By Lucia Mutikani WASHINGTON (Reuters) - Permits for future U.S. home construction hit a near 5-1/2 year-high in October and prices for single-family homes notched big gains in September, suggesting a run-up in mortgage interest rates has not derailed the housing recovery. The data releases on Tuesday were the latest signs of strength in the economy, despite headwinds from rising mortgage rates and last month's partial government shutdown. "The reports reinforce the notion that the housing sector is successfully digesting the summer mortgage rate pop," said Mike Englund, chief economist at Action Economics in Boulder, Colorado. Building permits jumped 6.2 percent last month to an annual rate of 1.03 million units, the highest since June 2008, the Commerce Department said.
By Natalia Zinets and Richard Balmforth KIEV (Reuters) - Ukrainian President Viktor Yanukovich said on Tuesday he would attend an EU summit this week, but, criticizing the bloc for a 'humiliating' financial aid offer, declared he would sign a free trade pact only when it suited Ukraine's interests. Shifting Ukraine's economy onto European standards would require not less than $20 billion per year, he said in a television interview. Yanukovich's government announced last week it had shelved plans to sign a landmark pact with the European Union at the summit in Lithuania's capital, stunning EU leaders and igniting pro-Europe rallies in the former Soviet republic. Ukraine's decision to renew instead closer economic cooperation with Moscow revived Western fears of a swing back into Russia's sphere of influence.

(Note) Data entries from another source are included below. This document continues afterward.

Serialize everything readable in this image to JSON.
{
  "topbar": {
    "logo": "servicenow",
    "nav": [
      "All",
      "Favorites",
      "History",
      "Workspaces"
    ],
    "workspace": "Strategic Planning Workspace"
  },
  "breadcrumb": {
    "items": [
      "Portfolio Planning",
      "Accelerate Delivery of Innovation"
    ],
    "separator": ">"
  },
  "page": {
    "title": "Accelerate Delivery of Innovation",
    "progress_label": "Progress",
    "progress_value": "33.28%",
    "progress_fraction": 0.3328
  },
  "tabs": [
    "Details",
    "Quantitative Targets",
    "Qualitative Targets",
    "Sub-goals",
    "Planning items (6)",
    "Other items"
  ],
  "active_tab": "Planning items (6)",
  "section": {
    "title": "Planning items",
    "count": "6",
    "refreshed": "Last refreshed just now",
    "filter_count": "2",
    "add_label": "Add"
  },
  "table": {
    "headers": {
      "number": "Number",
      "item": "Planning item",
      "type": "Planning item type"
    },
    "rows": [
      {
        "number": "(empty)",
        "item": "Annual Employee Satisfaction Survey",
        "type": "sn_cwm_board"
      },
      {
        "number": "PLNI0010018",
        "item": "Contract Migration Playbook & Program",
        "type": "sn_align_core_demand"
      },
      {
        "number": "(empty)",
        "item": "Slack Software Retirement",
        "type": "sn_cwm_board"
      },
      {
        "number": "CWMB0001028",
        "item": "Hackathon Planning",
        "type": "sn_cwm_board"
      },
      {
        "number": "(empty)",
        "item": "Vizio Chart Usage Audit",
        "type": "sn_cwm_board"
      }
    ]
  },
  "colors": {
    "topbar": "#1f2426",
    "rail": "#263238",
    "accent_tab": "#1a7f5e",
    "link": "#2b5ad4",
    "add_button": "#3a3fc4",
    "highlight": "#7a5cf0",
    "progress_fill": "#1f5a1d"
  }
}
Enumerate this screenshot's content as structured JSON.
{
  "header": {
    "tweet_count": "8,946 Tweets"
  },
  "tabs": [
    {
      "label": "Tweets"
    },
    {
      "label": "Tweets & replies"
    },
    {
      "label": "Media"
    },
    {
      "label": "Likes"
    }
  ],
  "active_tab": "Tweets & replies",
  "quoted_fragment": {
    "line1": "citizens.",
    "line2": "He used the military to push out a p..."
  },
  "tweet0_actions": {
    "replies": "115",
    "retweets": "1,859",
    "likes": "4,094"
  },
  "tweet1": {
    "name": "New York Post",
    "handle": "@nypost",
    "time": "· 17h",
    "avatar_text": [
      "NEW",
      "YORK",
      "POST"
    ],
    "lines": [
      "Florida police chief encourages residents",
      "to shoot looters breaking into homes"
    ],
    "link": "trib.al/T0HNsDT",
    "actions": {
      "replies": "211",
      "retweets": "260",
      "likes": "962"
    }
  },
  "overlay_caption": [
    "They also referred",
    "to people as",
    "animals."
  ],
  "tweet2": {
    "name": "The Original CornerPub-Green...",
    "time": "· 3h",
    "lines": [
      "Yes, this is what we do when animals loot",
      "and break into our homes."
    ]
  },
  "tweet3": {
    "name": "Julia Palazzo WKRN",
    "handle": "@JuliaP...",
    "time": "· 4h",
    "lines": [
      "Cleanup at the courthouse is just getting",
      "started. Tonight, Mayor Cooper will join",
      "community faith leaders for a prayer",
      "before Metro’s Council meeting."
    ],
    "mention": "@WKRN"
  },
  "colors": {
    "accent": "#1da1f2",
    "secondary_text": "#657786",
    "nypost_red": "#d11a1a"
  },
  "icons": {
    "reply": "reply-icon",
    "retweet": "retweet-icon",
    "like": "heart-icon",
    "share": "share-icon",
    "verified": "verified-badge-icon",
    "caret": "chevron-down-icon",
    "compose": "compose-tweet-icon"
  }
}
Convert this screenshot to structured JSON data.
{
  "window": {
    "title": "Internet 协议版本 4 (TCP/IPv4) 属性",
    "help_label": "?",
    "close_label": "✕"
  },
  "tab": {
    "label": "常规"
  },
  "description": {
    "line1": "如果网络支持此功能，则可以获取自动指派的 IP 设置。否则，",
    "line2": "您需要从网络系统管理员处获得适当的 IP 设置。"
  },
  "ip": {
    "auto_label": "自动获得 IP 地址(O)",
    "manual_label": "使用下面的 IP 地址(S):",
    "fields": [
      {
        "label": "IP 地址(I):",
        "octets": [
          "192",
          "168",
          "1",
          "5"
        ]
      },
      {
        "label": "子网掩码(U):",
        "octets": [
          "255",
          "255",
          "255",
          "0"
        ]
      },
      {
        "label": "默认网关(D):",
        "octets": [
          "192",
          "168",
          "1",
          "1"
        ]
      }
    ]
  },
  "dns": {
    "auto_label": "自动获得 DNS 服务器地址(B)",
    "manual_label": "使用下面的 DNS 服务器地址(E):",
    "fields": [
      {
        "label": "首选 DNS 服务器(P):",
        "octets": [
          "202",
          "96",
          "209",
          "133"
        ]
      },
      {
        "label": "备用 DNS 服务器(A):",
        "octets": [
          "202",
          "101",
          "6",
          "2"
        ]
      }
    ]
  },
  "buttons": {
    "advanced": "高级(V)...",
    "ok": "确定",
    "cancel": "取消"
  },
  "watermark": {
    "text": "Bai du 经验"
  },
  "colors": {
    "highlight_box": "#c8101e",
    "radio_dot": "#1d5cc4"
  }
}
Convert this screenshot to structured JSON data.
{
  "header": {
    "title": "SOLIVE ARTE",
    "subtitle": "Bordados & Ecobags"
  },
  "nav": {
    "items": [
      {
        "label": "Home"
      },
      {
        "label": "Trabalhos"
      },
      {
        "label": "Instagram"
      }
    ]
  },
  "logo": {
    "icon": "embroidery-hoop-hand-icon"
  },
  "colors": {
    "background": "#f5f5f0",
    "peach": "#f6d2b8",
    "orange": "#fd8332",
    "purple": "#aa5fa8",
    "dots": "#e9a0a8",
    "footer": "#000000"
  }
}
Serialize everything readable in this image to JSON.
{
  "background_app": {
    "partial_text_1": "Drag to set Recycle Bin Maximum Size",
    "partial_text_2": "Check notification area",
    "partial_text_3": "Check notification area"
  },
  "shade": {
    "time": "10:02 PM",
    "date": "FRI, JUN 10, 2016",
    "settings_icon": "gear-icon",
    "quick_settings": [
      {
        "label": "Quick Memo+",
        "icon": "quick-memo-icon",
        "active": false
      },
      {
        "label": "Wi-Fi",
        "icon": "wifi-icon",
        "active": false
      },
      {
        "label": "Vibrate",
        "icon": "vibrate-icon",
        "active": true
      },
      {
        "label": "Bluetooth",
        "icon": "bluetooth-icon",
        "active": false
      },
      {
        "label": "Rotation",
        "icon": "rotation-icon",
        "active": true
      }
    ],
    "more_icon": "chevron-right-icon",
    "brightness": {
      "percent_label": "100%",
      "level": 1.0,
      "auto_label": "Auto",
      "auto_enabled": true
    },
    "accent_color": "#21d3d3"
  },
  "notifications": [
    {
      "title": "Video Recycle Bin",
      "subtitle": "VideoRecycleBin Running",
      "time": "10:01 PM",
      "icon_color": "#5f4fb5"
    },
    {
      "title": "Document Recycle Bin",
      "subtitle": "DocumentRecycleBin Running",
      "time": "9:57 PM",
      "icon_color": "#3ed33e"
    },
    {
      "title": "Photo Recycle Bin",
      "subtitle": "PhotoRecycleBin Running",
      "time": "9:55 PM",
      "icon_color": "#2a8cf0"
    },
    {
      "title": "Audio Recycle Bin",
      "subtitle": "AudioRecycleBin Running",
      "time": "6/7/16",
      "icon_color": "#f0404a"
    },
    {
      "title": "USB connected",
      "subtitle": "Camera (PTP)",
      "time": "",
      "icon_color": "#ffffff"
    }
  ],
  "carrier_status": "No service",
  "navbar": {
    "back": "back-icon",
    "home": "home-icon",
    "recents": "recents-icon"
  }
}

By Stephanie Nebehay GENEVA (Reuters) - The United Nations says its aid convoys cannot reach around 250,000 people in areas besieged by Syrian government forces or rebels, despite "growing needs and intensifying conflict". The detailed assessment was included in a confidential paper that Valerie Amos, U.N. emergency relief coordinator, presented to a private, unannounced U.N. meeting in Geneva on Tuesday. "Besieged communities continue to be cut off." International mediator Lakhdar Brahimi announced on Monday that peace talks would be held on January 22, the first direct talks between the government of President Bashar al-Assad and opposition forces seeking to topple him. The U.N. document entitled "Humanitarian Situation and Response in Syria" painted a grim picture, saying there were 900 armed clashes in Syria in October compared with 500 in May. It describes a "dangerous and difficult environment for humanitarian workers" and says 12 U.N. staff and 32 volunteers or staff of the Syrian Arab Red Crescent have been killed since the conflict began in March 2011.
CAIRO (AP) — Black-clad Egyptian police descended on two small anti-government rallies in Cairo on Tuesday and fired water cannons to disperse them, enforcing a controversial new law restricting protests. The heavy hand fueled a backlash among secular activists and liberals who accuse the military-backed government of accelerating down a path even more authoritarian than the Hosni Mubarak era.